The board chairman of the National Organization for Marriage said Tuesday that his group still wants to learn more about how the information from a 2008 tax form emerged from the IRS.
John Eastman's group opposes same-sex marriage.
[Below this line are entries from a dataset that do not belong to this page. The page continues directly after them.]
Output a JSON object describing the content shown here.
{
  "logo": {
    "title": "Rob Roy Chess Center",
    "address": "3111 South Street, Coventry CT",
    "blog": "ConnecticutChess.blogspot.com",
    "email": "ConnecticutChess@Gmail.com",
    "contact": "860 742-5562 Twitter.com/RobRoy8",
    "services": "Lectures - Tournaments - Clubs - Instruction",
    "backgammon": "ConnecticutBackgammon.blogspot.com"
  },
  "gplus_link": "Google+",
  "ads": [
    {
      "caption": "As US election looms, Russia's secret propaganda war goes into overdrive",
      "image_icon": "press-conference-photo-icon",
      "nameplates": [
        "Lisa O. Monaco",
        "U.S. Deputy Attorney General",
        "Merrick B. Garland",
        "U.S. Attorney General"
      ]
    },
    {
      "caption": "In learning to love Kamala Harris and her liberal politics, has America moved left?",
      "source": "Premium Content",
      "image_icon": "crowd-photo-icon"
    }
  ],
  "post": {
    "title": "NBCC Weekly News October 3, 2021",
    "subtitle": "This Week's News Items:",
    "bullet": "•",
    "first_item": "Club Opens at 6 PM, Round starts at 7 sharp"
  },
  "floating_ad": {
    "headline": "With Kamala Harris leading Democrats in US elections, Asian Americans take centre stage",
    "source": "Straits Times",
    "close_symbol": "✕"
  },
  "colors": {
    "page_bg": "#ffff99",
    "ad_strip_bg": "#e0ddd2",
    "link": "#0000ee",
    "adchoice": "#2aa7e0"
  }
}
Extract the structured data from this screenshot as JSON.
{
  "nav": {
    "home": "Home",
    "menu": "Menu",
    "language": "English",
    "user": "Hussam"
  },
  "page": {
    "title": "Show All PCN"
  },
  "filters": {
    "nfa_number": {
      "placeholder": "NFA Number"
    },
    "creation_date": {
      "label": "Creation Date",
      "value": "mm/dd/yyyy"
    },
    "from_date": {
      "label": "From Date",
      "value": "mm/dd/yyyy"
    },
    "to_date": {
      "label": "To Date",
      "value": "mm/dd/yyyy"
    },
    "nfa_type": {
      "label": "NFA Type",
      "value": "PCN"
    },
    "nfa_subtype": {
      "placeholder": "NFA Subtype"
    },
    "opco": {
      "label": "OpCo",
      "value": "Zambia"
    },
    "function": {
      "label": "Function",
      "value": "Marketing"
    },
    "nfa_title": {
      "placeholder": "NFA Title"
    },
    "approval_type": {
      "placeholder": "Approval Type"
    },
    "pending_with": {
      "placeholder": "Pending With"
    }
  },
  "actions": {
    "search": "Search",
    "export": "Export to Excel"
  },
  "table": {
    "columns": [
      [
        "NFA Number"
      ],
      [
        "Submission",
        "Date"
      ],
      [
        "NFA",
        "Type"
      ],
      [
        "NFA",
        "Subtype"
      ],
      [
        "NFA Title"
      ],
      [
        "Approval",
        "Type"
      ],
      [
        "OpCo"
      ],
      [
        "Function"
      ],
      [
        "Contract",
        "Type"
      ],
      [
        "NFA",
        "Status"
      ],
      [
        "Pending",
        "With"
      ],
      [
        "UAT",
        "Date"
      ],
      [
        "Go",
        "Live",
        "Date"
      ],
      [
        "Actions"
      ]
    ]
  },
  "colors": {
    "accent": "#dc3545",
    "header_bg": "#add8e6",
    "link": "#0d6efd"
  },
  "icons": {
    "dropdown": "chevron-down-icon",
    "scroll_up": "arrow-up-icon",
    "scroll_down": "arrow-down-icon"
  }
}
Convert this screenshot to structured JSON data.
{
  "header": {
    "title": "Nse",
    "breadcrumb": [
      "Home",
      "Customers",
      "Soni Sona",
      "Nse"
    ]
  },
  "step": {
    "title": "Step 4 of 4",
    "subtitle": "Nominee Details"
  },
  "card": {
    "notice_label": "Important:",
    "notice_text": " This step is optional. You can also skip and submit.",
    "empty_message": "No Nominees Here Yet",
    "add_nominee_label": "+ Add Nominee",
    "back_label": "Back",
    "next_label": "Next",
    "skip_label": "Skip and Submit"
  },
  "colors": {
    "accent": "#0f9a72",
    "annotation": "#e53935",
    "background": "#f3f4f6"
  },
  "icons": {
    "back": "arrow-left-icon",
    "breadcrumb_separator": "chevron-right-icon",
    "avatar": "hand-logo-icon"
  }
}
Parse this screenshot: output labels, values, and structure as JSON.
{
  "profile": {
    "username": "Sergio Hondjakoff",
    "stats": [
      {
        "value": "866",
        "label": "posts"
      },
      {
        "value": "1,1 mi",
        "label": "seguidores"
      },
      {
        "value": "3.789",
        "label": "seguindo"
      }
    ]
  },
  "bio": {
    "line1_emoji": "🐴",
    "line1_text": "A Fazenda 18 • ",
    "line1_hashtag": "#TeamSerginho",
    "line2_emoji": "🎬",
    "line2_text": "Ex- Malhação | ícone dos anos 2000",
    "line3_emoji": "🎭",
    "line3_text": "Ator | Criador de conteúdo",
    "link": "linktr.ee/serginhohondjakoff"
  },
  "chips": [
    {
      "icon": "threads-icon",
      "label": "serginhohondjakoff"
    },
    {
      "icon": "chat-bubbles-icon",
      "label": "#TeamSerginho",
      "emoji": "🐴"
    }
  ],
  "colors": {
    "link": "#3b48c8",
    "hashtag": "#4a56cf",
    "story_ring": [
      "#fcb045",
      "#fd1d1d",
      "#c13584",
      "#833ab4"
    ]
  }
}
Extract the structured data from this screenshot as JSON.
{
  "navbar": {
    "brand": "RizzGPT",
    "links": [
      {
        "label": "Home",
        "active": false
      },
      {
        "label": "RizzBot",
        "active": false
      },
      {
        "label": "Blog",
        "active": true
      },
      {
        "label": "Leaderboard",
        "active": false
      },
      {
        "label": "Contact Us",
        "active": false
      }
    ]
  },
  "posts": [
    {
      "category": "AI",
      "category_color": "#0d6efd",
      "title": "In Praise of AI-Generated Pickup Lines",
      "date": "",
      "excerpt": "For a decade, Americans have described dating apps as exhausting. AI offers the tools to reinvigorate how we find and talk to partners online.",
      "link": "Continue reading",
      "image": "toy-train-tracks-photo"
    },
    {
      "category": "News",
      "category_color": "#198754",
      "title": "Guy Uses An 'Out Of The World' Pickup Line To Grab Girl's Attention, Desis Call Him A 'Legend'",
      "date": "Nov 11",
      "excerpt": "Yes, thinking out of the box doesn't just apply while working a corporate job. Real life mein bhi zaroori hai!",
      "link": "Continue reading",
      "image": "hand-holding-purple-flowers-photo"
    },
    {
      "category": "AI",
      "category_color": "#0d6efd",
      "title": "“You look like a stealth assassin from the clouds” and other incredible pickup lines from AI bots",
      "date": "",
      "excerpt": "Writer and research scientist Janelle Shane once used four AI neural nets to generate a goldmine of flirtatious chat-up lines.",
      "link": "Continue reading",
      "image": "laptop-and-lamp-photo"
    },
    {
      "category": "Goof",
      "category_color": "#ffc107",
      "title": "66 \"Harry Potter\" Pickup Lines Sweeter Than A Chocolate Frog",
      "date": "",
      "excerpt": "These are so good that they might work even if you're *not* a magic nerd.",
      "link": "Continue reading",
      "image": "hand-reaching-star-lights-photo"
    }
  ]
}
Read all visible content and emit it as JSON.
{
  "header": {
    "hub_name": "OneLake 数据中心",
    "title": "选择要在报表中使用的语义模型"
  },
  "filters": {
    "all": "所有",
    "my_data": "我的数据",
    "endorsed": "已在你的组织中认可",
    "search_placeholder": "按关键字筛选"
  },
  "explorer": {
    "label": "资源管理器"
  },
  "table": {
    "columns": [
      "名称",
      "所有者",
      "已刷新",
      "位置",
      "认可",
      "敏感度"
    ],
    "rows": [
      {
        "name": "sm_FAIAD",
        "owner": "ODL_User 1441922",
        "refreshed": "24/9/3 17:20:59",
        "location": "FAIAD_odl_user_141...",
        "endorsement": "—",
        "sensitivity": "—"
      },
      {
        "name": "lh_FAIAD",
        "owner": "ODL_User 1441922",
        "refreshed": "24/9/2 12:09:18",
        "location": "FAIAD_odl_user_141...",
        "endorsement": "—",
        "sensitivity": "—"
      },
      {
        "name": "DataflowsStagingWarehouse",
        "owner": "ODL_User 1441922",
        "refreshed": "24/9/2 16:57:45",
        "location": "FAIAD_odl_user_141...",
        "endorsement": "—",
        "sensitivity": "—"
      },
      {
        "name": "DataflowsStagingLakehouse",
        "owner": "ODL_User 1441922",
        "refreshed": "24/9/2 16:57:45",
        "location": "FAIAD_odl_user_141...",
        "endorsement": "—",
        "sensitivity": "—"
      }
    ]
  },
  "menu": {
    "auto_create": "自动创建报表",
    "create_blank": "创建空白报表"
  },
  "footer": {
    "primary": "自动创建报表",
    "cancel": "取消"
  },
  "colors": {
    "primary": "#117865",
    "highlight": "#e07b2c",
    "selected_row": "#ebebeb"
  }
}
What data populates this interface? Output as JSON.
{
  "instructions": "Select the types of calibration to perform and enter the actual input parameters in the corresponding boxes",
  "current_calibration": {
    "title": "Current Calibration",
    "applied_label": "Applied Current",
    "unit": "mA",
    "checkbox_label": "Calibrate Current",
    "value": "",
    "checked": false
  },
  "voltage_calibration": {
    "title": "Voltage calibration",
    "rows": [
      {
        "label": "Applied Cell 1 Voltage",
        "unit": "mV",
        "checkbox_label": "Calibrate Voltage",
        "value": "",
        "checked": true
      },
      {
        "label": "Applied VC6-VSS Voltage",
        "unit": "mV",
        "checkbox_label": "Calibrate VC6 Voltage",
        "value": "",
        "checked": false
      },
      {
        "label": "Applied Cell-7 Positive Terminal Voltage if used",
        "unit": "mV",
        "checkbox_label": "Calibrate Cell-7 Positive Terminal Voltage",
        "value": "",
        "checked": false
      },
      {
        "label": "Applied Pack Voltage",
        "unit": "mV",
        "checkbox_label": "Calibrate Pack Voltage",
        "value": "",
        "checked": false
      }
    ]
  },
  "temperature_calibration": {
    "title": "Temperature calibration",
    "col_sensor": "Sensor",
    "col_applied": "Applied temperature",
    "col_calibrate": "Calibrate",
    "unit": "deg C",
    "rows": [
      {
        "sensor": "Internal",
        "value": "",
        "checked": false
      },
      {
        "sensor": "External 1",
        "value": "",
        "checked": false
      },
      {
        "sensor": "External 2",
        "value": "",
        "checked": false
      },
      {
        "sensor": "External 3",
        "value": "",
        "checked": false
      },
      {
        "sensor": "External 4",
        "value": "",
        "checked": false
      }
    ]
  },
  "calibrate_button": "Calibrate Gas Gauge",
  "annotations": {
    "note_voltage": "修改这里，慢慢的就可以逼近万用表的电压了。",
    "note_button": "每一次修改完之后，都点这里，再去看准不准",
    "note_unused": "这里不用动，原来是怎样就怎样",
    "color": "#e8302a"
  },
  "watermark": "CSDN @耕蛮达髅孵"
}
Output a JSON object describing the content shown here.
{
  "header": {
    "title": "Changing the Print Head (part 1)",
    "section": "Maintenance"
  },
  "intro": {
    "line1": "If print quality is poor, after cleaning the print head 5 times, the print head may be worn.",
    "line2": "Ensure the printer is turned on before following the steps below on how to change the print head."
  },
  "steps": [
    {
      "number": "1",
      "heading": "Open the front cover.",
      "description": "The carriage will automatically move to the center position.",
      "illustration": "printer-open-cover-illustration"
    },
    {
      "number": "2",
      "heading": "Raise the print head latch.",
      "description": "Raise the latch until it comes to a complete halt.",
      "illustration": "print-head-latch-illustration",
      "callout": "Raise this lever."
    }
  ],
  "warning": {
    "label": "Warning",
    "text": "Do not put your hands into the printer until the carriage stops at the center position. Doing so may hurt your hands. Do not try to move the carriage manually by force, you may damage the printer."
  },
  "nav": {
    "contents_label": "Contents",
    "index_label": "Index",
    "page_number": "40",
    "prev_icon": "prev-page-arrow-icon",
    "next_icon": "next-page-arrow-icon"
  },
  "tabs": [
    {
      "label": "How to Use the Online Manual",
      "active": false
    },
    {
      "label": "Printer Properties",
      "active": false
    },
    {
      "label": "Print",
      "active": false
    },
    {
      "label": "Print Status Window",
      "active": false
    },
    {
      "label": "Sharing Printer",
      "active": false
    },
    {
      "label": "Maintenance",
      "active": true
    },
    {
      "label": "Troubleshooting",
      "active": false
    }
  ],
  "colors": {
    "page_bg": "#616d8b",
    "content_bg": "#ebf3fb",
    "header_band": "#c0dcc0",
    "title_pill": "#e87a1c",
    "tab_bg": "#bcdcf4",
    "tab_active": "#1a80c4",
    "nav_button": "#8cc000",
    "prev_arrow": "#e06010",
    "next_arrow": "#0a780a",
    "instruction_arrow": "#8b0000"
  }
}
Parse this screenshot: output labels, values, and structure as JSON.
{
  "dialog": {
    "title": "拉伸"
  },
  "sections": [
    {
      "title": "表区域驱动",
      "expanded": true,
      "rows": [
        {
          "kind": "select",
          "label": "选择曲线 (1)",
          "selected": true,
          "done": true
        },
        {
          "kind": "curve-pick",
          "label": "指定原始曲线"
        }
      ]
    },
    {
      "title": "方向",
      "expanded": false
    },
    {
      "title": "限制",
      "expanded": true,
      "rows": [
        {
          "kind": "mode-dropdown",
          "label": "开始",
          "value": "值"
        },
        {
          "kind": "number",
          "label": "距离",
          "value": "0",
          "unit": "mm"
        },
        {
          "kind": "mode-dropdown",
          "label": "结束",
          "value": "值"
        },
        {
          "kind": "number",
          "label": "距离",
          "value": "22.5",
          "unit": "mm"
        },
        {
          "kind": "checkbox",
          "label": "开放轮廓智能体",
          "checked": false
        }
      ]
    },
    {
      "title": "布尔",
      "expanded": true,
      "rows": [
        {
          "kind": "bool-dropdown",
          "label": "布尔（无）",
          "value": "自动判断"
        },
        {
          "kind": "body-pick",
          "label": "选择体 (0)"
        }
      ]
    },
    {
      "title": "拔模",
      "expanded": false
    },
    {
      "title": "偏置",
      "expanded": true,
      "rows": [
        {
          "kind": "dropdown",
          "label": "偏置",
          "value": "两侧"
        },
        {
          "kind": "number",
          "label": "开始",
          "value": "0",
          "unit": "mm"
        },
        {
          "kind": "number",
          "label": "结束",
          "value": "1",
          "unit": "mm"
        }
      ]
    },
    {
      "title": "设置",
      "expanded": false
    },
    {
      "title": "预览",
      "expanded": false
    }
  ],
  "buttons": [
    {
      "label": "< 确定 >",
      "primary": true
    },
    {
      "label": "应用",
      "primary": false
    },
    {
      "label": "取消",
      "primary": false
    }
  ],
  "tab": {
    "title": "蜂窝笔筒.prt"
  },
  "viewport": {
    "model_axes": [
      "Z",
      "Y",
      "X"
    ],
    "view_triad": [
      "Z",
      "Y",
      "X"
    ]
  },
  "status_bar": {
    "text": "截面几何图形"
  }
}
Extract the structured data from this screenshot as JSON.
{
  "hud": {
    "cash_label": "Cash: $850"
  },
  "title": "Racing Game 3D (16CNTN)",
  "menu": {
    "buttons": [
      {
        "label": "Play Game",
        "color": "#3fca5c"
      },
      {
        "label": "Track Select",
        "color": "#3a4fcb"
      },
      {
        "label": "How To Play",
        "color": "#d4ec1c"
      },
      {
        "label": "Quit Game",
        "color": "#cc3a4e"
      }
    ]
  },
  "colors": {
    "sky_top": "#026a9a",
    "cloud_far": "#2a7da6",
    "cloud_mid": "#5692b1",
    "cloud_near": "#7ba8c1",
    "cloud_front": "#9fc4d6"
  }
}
The information about his organization's donors ended up being published in 2012 by the Human Rights Campaign, which supports gay rights.
The U.S. District Court for the Eastern District of Virginia issued a consent judgment dated Monday ordering the U.S. to pay the $50,000.
IRS spokesman Bruce Friedland says privacy law prevents his agency from commenting.
The first bolded passage tells readers that the donor list's publication was only alleged, i.e., by a "conservative group says."
The second bolded passage states that the information "ended up being published in 2012." So it's not just something someone "says"; it's an irrefutable fact.
An interesting experiment to try any time readers see a "Republican say" or "conservatives say" statement in an establishment press report might be to mentally replace those phrases with "the truth is." The guess here is that more often than not, the substitution would be accurate.
From the Catholic News Agency, here's the detail that the AP had no interest in reporting — detail which indicates likely involvement in the illegal information release by an official in Barack Obama's 2012 reelection campaign (bolds are mine):
IRS ordered to pay $50,000 to marriage defense group
A federal court has ordered the IRS to pay $50,000 to the National Organization for Marriage due to the leak of confidential tax documents, but the organization has called for further investigation to determine the extent of the wrongdoing.
“Thanks to a lot of hard work, we've forced the IRS to admit that they in fact were the ones to break the law and wrongfully released this confidential information,” National Organization for Marriage chairman John Eastman said June 24.
“While we are very pleased that the IRS has been exposed as being responsible for this leak of our confidential information to our political opponents, we believe the IRS may still be hiding information from the American people,” he added.
On June 23, a consent judgment issued by the U.S. District Court for the Eastern District of Virginia sided with the pro-marriage organization’s lawsuit that sought to uncover suspected wrongdoing at the IRS.
The lawsuit concerned the disclosure of confidential documents in early 2012.
Around that time, Matthew Meisel, a homosexual activist in Boston, received the National Organization for Marriage’s 2008 tax return and a list of its major donors from a “conduit,” his e-mails showed. Some of the documents were labeled for official government use only.
Meisel then gave these records to the Human Rights Campaign, a homosexual advocacy group at the time headed by Joe Solmonese, a co-chair of Barack Obama’s 2012 presidential re-election campaign. The advocacy group published some of the documents, as did the Huffington Post.
... At a legal deposition, Meisel invoked Fifth Amendment protections against self-incrimination and refused to say how he obtained the documents.
The National Organization for Marriage is now calling on Attorney General Eric Holder to grant immunity to Meisel in order to “force him to disclose the identity of his conduit.” The organization has also urged Congress to examine the case.
Well, you can forget about Eric Holder doing anything to advance any kind of fact-finding the NOM case — and I'm not just "saying" that.
Cross-posted at BizzyBlog.com.